──────── INPUT MATERIAL ────────

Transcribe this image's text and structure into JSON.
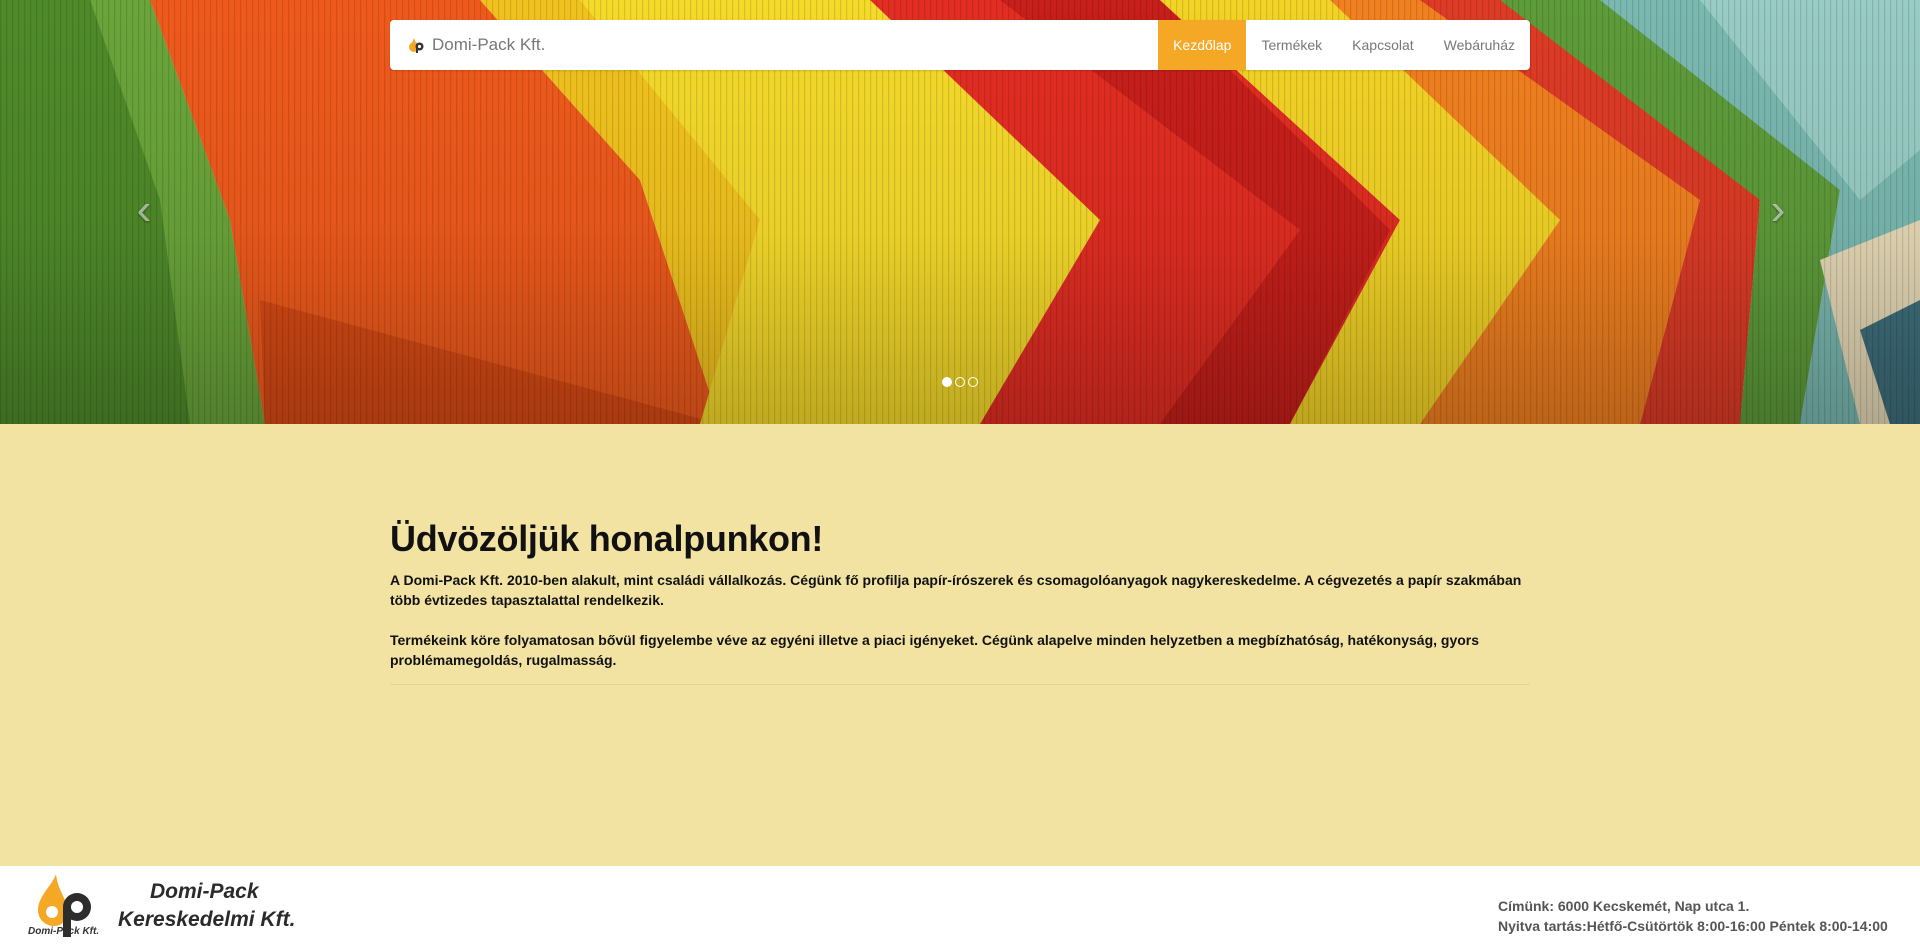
{
  "navbar": {
    "brand_name": "Domi-Pack Kft.",
    "items": [
      {
        "label": "Kezdőlap",
        "active": true
      },
      {
        "label": "Termékek",
        "active": false
      },
      {
        "label": "Kapcsolat",
        "active": false
      },
      {
        "label": "Webáruház",
        "active": false
      }
    ]
  },
  "carousel": {
    "prev_icon": "chevron-left-icon",
    "next_icon": "chevron-right-icon",
    "slide_count": 3,
    "active_slide": 1
  },
  "main": {
    "title": "Üdvözöljük honalpunkon!",
    "paragraph_1": "A Domi-Pack Kft. 2010-ben alakult, mint családi vállalkozás. Cégünk fő profilja papír-írószerek és csomagolóanyagok nagykereskedelme. A cégvezetés a papír szakmában több évtizedes tapasztalattal rendelkezik.",
    "paragraph_2": "Termékeink köre folyamatosan bővül figyelembe véve az egyéni illetve a piaci igényeket. Cégünk alapelve minden helyzetben a megbízhatóság, hatékonyság, gyors problémamegoldás, rugalmasság."
  },
  "footer": {
    "logo_caption": "Domi-Pack Kft.",
    "company_line_1": "Domi-Pack",
    "company_line_2": "Kereskedelmi Kft.",
    "address": "Címünk: 6000 Kecskemét, Nap utca 1.",
    "hours": "Nyitva tartás:Hétfő-Csütörtök 8:00-16:00 Péntek 8:00-14:00"
  },
  "colors": {
    "accent": "#f4a826",
    "main_background": "#f3e3a3",
    "navbar_background": "#ffffff"
  }
}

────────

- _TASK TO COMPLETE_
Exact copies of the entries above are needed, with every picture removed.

- _RESULT FOR THIS TASK_
Transcribe this image's text and structure into JSON.
{
  "navbar": {
    "brand_name": "Domi-Pack Kft.",
    "items": [
      {
        "label": "Kezdőlap",
        "active": true
      },
      {
        "label": "Termékek",
        "active": false
      },
      {
        "label": "Kapcsolat",
        "active": false
      },
      {
        "label": "Webáruház",
        "active": false
      }
    ]
  },
  "carousel": {
    "prev_icon": "chevron-left-icon",
    "next_icon": "chevron-right-icon",
    "slide_count": 3,
    "active_slide": 1
  },
  "main": {
    "title": "Üdvözöljük honalpunkon!",
    "paragraph_1": "A Domi-Pack Kft. 2010-ben alakult, mint családi vállalkozás. Cégünk fő profilja papír-írószerek és csomagolóanyagok nagykereskedelme. A cégvezetés a papír szakmában több évtizedes tapasztalattal rendelkezik.",
    "paragraph_2": "Termékeink köre folyamatosan bővül figyelembe véve az egyéni illetve a piaci igényeket. Cégünk alapelve minden helyzetben a megbízhatóság, hatékonyság, gyors problémamegoldás, rugalmasság."
  },
  "footer": {
    "logo_caption": "Domi-Pack Kft.",
    "company_line_1": "Domi-Pack",
    "company_line_2": "Kereskedelmi Kft.",
    "address": "Címünk: 6000 Kecskemét, Nap utca 1.",
    "hours": "Nyitva tartás:Hétfő-Csütörtök 8:00-16:00 Péntek 8:00-14:00"
  },
  "colors": {
    "accent": "#f4a826",
    "main_background": "#f3e3a3",
    "navbar_background": "#ffffff"
  }
}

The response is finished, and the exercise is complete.